WHAT TO WORK ON:
Write out the data exactly as given, dropping every picture.

Items from an interface collection:
________
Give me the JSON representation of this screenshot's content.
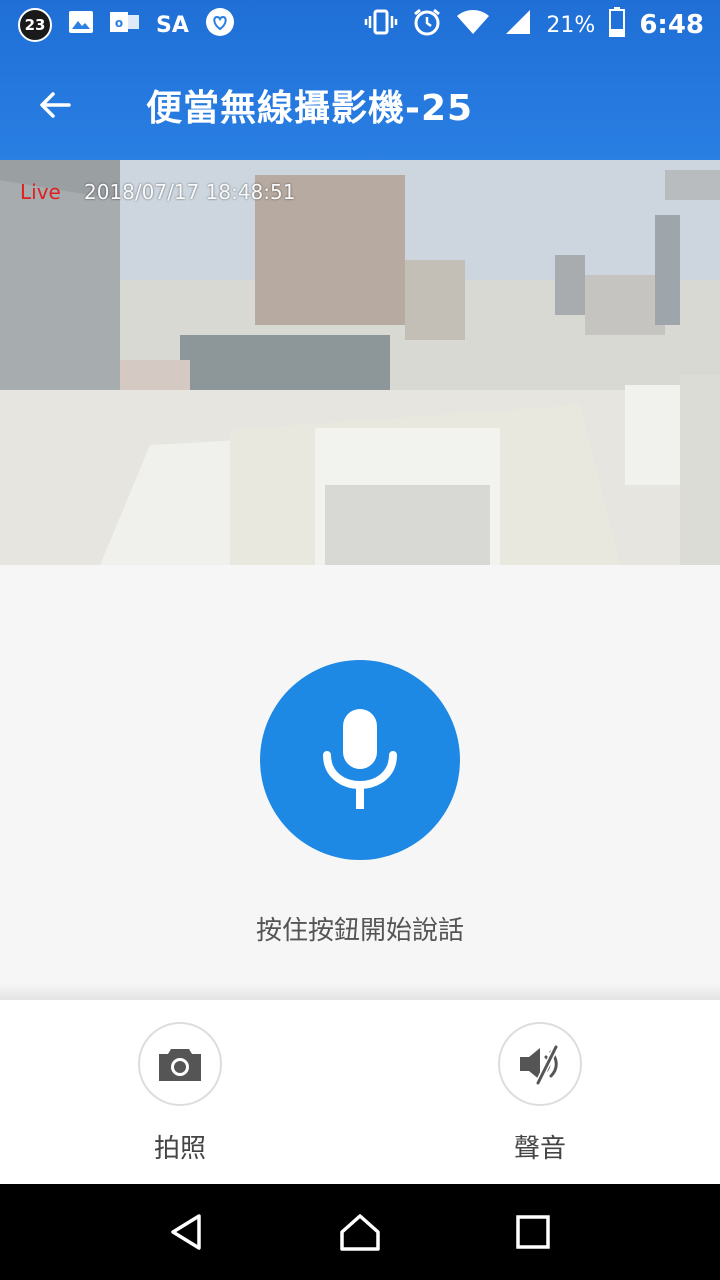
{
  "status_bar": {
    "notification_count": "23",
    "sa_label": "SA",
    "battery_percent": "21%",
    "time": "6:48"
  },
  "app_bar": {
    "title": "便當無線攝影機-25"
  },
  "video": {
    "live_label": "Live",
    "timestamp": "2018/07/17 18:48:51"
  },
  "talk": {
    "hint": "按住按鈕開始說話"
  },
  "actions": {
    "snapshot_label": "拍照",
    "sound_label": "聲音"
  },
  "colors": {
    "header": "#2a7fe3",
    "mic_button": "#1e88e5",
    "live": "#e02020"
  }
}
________
EXERCISE ANSWER:
Give me the JSON representation of this screenshot's content.
{
  "status_bar": {
    "notification_count": "23",
    "sa_label": "SA",
    "battery_percent": "21%",
    "time": "6:48"
  },
  "app_bar": {
    "title": "便當無線攝影機-25"
  },
  "video": {
    "live_label": "Live",
    "timestamp": "2018/07/17 18:48:51"
  },
  "talk": {
    "hint": "按住按鈕開始說話"
  },
  "actions": {
    "snapshot_label": "拍照",
    "sound_label": "聲音"
  },
  "colors": {
    "header": "#2a7fe3",
    "mic_button": "#1e88e5",
    "live": "#e02020"
  }
}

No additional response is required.